By now the “coming out” of  former United Methodist pastor Teresa Macbain as an atheist is old news.  Indeed, I’m not quite sure how it became news in the first place.  Perhaps it’s because her appearance at a March 26th American Atheist Conference took place only a week before Holy Week.  Perhaps it’s because she resigned as pastor of the Lake Jackson United Methodist Church here in Tallahassee the day after Palm Sunday.  Most likely it’s because the YouTube video of her talk to the atheist group went viral.

I missed the story altogether.  I stay pretty busy this time of year, and I long ago quit watching the local TV news.  I just can’t stand the vacuous chatter that suffices for news coverage.  Apparently the local newspaper, the Tallahassee Democrat, didn’t think the story newsworthy.   So I missed it.

My first knowledge of Ms. Macbain’s change of heart came on my way into worship on “Low Sunday.”  A church member was very upset because several members of her family are members of the Lake Jackson congregation.  She said they felt betrayed – not so much that their pastor would go through a dark night of the soul, but that she would make her announcement not to her flock, but to a meeting of the American Atheist Conference.

You can see their point.  It would be hard to see your pastor in the pulpit one Sunday and on YouTube the next Sunday telling her audience how wrong she had been to believe all that stuff about God.

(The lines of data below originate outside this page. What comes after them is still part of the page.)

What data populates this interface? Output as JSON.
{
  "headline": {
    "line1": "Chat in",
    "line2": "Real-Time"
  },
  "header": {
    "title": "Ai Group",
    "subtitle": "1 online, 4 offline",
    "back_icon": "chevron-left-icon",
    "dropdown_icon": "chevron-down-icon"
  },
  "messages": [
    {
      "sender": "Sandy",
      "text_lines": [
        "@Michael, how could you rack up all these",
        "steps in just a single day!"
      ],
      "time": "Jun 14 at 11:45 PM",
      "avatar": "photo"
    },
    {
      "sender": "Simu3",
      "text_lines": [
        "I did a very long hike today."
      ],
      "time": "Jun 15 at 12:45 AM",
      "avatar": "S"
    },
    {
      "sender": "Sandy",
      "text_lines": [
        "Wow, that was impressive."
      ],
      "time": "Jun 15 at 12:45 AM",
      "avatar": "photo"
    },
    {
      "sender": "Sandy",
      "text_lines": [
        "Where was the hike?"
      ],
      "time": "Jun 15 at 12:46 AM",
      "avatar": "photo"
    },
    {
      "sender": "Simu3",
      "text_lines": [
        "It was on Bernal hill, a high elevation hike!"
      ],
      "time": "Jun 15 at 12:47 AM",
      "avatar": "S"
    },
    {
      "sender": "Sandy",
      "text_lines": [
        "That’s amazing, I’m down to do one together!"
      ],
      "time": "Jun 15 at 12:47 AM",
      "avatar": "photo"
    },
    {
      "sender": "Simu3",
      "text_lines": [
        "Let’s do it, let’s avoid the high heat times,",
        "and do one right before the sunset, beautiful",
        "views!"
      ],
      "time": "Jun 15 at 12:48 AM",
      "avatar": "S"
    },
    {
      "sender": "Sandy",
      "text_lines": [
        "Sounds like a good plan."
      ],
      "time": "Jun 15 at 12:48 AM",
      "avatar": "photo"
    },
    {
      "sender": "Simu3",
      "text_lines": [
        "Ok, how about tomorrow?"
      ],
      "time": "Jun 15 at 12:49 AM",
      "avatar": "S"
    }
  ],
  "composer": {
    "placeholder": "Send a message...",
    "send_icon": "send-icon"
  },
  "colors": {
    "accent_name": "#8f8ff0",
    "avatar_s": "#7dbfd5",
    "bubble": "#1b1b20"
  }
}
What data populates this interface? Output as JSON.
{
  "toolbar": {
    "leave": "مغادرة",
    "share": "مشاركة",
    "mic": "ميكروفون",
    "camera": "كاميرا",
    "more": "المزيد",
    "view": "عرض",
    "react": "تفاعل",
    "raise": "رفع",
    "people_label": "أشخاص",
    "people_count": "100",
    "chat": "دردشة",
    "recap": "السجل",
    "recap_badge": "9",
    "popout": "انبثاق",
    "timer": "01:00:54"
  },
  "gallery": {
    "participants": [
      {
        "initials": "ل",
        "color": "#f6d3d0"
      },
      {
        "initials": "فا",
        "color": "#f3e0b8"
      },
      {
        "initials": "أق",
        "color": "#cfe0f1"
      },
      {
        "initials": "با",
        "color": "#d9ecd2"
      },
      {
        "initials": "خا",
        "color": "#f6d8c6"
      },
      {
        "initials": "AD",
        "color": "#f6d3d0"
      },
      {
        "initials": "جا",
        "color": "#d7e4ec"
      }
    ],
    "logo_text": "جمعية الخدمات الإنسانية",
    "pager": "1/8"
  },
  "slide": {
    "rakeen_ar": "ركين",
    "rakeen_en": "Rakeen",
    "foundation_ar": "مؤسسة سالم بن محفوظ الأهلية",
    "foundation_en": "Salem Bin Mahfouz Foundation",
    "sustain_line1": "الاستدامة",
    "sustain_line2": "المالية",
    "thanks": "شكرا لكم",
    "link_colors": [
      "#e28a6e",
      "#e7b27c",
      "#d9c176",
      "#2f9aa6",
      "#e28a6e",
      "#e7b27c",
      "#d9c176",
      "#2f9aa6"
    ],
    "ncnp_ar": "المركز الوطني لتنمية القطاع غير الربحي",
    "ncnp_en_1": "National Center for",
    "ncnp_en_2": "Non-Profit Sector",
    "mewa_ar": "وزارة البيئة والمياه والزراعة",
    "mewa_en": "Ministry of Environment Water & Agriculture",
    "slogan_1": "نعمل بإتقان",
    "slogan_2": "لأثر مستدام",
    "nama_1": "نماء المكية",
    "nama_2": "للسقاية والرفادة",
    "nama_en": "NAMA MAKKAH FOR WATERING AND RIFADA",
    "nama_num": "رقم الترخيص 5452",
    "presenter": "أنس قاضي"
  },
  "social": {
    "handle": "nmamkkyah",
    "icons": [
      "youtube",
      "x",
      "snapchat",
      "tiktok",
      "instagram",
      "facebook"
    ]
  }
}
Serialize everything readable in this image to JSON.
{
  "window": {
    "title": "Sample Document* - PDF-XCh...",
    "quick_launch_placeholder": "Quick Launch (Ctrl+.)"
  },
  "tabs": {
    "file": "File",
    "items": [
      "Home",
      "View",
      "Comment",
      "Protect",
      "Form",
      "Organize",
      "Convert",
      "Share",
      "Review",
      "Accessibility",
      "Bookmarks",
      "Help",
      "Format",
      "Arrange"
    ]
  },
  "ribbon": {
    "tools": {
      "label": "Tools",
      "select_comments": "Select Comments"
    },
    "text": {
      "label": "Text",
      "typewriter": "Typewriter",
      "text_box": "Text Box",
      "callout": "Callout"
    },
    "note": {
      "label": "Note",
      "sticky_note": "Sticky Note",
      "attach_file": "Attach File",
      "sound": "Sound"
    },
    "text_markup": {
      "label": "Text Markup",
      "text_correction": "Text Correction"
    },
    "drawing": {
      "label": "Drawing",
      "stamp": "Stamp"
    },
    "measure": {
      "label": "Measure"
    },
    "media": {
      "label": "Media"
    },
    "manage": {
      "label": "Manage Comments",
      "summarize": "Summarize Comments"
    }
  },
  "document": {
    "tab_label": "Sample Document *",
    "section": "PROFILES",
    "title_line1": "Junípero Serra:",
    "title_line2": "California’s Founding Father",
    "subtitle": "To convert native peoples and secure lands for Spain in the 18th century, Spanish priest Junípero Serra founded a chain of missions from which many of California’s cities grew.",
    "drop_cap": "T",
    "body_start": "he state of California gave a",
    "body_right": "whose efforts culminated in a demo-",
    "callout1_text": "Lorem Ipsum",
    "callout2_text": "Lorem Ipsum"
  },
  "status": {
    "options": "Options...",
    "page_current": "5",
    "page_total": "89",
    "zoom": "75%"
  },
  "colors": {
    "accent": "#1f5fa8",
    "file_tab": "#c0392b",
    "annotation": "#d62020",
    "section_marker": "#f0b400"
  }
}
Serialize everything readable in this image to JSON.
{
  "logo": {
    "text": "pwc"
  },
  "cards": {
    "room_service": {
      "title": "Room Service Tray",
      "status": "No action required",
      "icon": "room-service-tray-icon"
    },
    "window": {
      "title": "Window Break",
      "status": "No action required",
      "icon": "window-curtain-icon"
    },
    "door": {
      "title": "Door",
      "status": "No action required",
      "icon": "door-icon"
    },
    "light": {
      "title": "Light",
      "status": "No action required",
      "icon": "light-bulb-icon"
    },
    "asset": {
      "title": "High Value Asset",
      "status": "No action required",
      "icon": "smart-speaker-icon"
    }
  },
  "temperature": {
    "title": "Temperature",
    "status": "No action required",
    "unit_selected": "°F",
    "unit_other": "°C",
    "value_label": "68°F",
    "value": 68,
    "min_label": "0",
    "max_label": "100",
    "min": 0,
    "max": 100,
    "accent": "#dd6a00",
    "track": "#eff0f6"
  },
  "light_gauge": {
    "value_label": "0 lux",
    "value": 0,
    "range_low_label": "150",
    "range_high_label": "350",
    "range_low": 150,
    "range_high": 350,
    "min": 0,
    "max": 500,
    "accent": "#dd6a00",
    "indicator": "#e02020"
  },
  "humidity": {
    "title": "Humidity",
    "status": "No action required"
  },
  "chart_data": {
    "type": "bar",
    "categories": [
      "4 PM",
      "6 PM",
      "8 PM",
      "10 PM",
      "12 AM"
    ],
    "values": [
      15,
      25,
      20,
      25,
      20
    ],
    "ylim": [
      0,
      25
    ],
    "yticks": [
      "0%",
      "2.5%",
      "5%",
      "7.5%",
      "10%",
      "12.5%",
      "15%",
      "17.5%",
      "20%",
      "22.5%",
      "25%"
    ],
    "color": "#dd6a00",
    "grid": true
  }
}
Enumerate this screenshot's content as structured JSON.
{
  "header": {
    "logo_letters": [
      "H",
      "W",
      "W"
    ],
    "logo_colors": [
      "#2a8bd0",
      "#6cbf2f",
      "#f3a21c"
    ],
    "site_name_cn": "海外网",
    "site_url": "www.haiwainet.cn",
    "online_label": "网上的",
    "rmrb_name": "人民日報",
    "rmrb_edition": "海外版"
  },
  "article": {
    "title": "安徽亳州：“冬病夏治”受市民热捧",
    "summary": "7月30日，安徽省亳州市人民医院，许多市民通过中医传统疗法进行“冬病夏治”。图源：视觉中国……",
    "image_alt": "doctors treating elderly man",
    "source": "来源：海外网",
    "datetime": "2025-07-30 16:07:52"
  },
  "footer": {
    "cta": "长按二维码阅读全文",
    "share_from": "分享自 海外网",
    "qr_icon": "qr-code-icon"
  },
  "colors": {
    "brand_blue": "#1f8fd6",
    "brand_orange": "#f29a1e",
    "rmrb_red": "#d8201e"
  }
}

One would have to be pretty hardhearted (not to mention unpastoral) not to empathize with a person who finds herself deeply conflicted about her faith.  I can certainly empathize with my sister Teresa.  It must be a special kind of hell to feel as though you are living a lie.  By some reports, Mother Theresa had a similar struggle.  Surely no one would want a preacher to proclaim what she did not in fact believe.

On the other hand, my pastor’s heart goes out to a congregation of people who must have loved Teresa, sought her counsel, and invited her into the most intimate moments of their lives.  As someone who has spent 26 years attending to the same congregation, I know what it’s like to doubt.  I also know what it’s like to confirm the children you baptized, perform the marriages of children you confirmed,  keep watch by their bedsides as your dear friends draw their last breath, and stand by their gravesides singing “Alleluia.”

Sometimes you can’t sing at all.  You have to let the community sing for you.  But that’s what faith is all about.  It’s not about you.  It’s about Someone far bigger, more wonderful, and a good deal more understanding that you.

From what I can tell from her public comments, Teresa Macbain doesn’t believe in a God who condemns atheists to hell.  The thing is, neither do I.  It’s sad to think that my sister renounced faith in a God who never existed in the first place.